> _ACTIVITY_
Please copy out each line of the entries in which "Гайдар" appears.

> _DATA EXTRACTS_

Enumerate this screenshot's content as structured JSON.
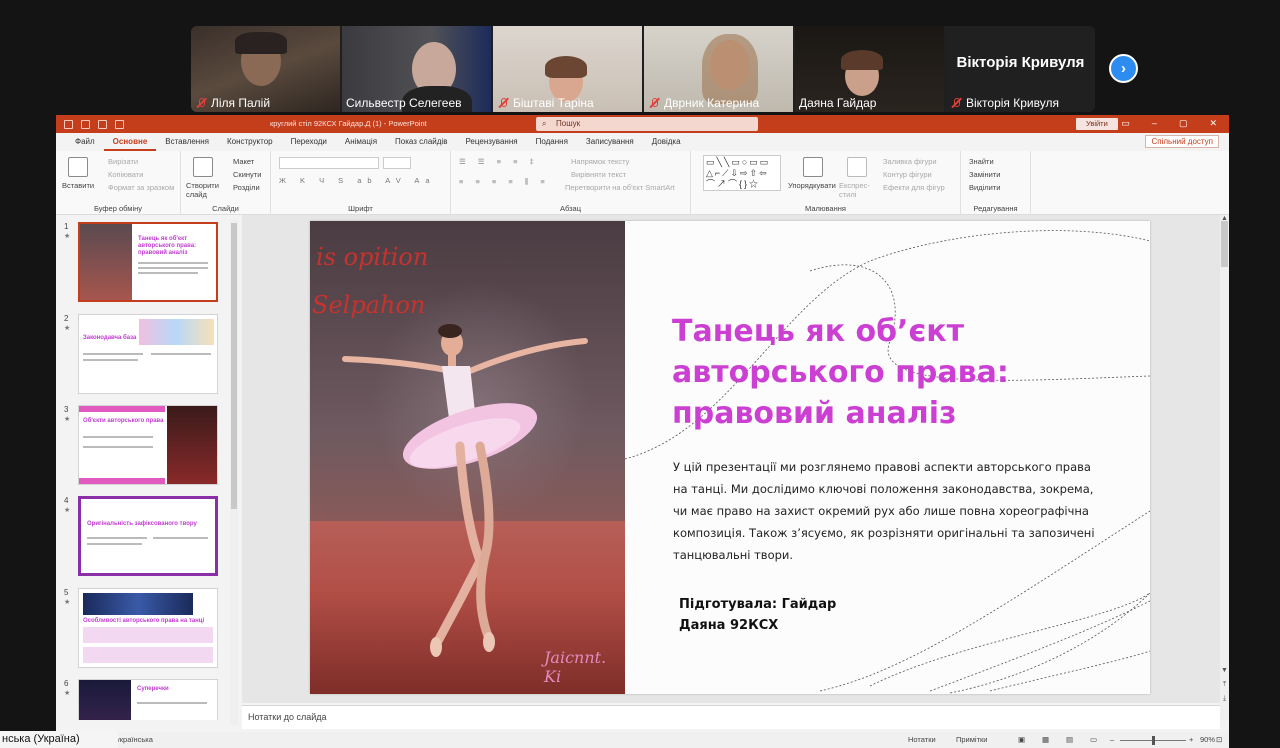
{
  "participants": [
    {
      "name": "Ліля Палій",
      "muted": true
    },
    {
      "name": "Сильвестр Селегеев",
      "muted": false
    },
    {
      "name": "Біштаві Таріна",
      "muted": true
    },
    {
      "name": "Дврник Катерина",
      "muted": true
    },
    {
      "name": "Даяна Гайдар",
      "muted": false,
      "active": true
    },
    {
      "name": "Вікторія Кривуля",
      "muted": true,
      "display_name": "Вікторія Кривуля"
    }
  ],
  "next_icon": "chevron-right-icon",
  "ppt": {
    "doc_title": "круглий стіл 92КСХ Гайдар.Д (1)  -  PowerPoint",
    "search_placeholder": "Пошук",
    "signin": "Увійти",
    "share": "Спільний доступ",
    "tabs": [
      "Файл",
      "Основне",
      "Вставлення",
      "Конструктор",
      "Переходи",
      "Анімація",
      "Показ слайдів",
      "Рецензування",
      "Подання",
      "Записування",
      "Довідка"
    ],
    "ribbon": {
      "paste": "Вставити",
      "cut": "Вирізати",
      "copy": "Копіювати",
      "format_painter": "Формат за зразком",
      "clipboard_group": "Буфер обміну",
      "new_slide": "Створити слайд",
      "layout": "Макет",
      "reset": "Скинути",
      "sections": "Розділи",
      "slides_group": "Слайди",
      "font_group": "Шрифт",
      "text_direction": "Напрямок тексту",
      "align_text": "Вирівняти текст",
      "convert_smartart": "Перетворити на об'єкт SmartArt",
      "paragraph_group": "Абзац",
      "arrange": "Упорядкувати",
      "quick_styles": "Експрес-стилі",
      "shape_fill": "Заливка фігури",
      "shape_outline": "Контур фігури",
      "shape_effects": "Ефекти для фігур",
      "drawing_group": "Малювання",
      "find": "Знайти",
      "replace": "Замінити",
      "select": "Виділити",
      "editing_group": "Редагування"
    },
    "thumbnails": [
      {
        "num": "1",
        "title": "Танець як об'єкт авторського права: правовий аналіз"
      },
      {
        "num": "2",
        "title": "Законодавча база"
      },
      {
        "num": "3",
        "title": "Об'єкти авторського права"
      },
      {
        "num": "4",
        "title": "Оригінальність зафіксованого твору"
      },
      {
        "num": "5",
        "title": "Особливості авторського права на танці"
      },
      {
        "num": "6",
        "title": "Суперечки"
      }
    ],
    "slide": {
      "script_top": "is opition",
      "script_mid": "Selpahon",
      "script_bottom": "Jaicnnt. Ki",
      "title": "Танець як об’єкт авторського права: правовий аналіз",
      "body": "У цій презентації ми розглянемо правові аспекти авторського права на танці. Ми дослідимо ключові положення законодавства, зокрема, чи має право на захист окремий рух або лише повна хореографічна композиція. Також з’ясуємо, як розрізняти оригінальні та запозичені танцювальні твори.",
      "author": "Підготувала: Гайдар Даяна 92КСХ"
    },
    "notes_placeholder": "Нотатки до слайда",
    "status": {
      "language": "українська",
      "notes": "Нотатки",
      "comments": "Примітки",
      "zoom": "90%"
    }
  },
  "lang_toast": "нська (Україна)",
  "colors": {
    "accent": "#c43e1c",
    "title_pink": "#cc3fd3",
    "active_tile": "#2ecc71"
  }
}
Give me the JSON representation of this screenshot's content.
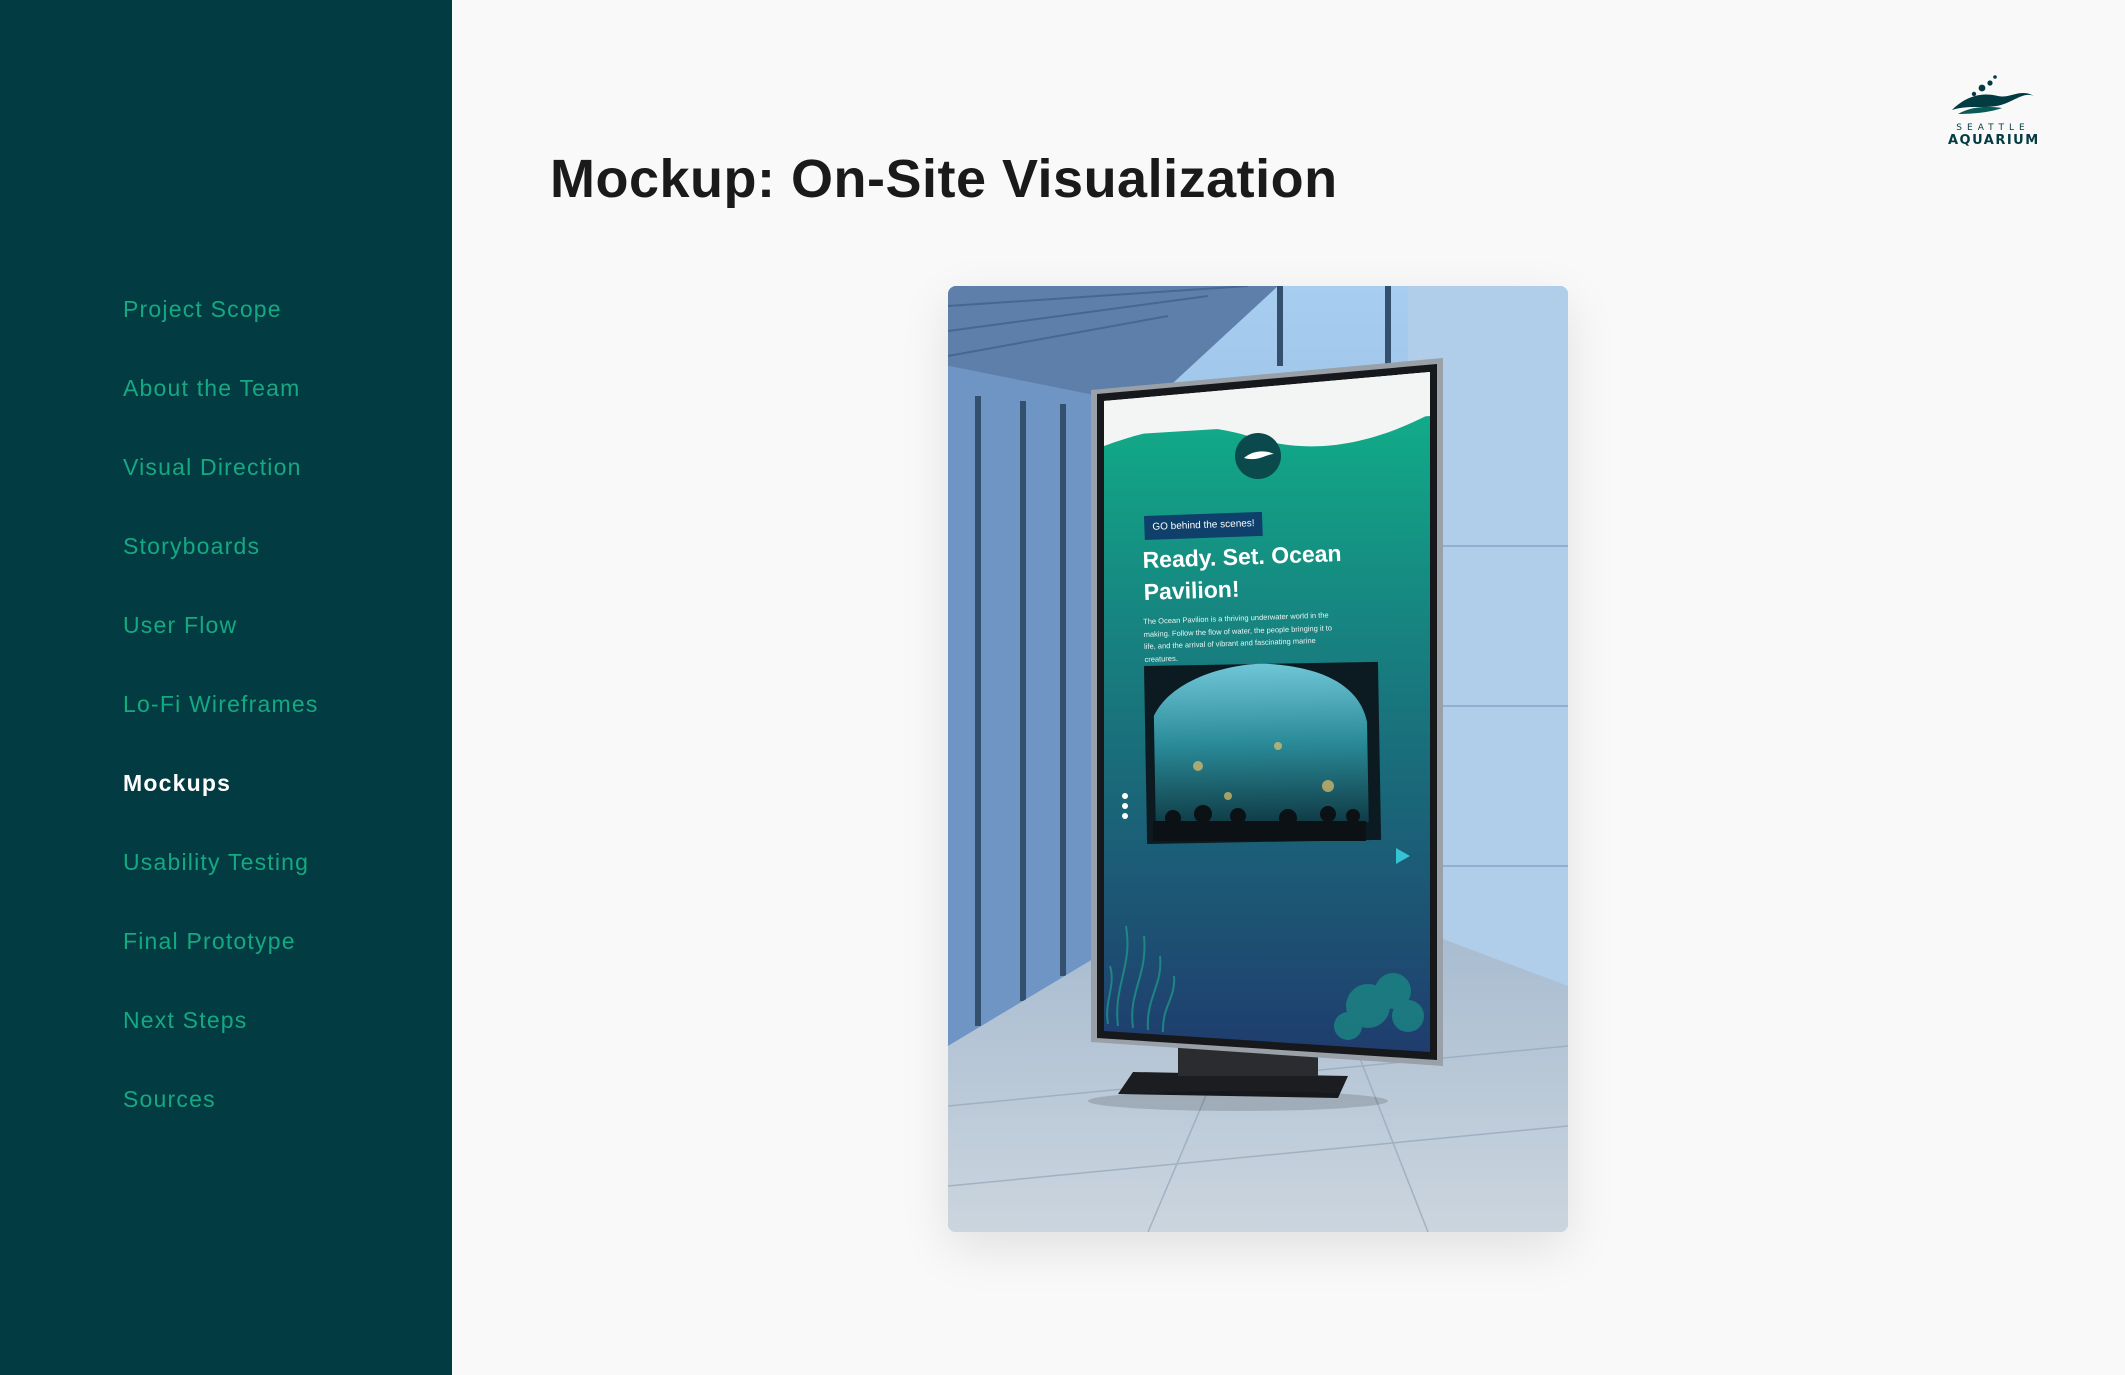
{
  "sidebar": {
    "items": [
      {
        "label": "Project Scope"
      },
      {
        "label": "About the Team"
      },
      {
        "label": "Visual Direction"
      },
      {
        "label": "Storyboards"
      },
      {
        "label": "User Flow"
      },
      {
        "label": "Lo-Fi Wireframes"
      },
      {
        "label": "Mockups",
        "active": true
      },
      {
        "label": "Usability Testing"
      },
      {
        "label": "Final Prototype"
      },
      {
        "label": "Next Steps"
      },
      {
        "label": "Sources"
      }
    ]
  },
  "header": {
    "title": "Mockup: On-Site Visualization",
    "logo": {
      "line1": "SEATTLE",
      "line2": "AQUARIUM",
      "icon": "wave-logo-icon"
    }
  },
  "mockup": {
    "badge": "GO behind the scenes!",
    "headline": "Ready. Set. Ocean Pavilion!",
    "body": "The Ocean Pavilion is a thriving underwater world in the making. Follow the flow of water, the people bringing it to life, and the arrival of vibrant and fascinating marine creatures."
  },
  "colors": {
    "sidebar_bg": "#033b42",
    "nav_link": "#15a982",
    "nav_active": "#ffffff",
    "accent_green": "#0fb389",
    "navy": "#1c3d70"
  }
}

> _TASK SOLUTION_
      "name": "Даяна Гайдар",
    "doc_title": "круглий стіл 92КСХ Гайдар.Д (1)  -  PowerPoint",
      "author": "Підготувала: Гайдар Даяна 92КСХ"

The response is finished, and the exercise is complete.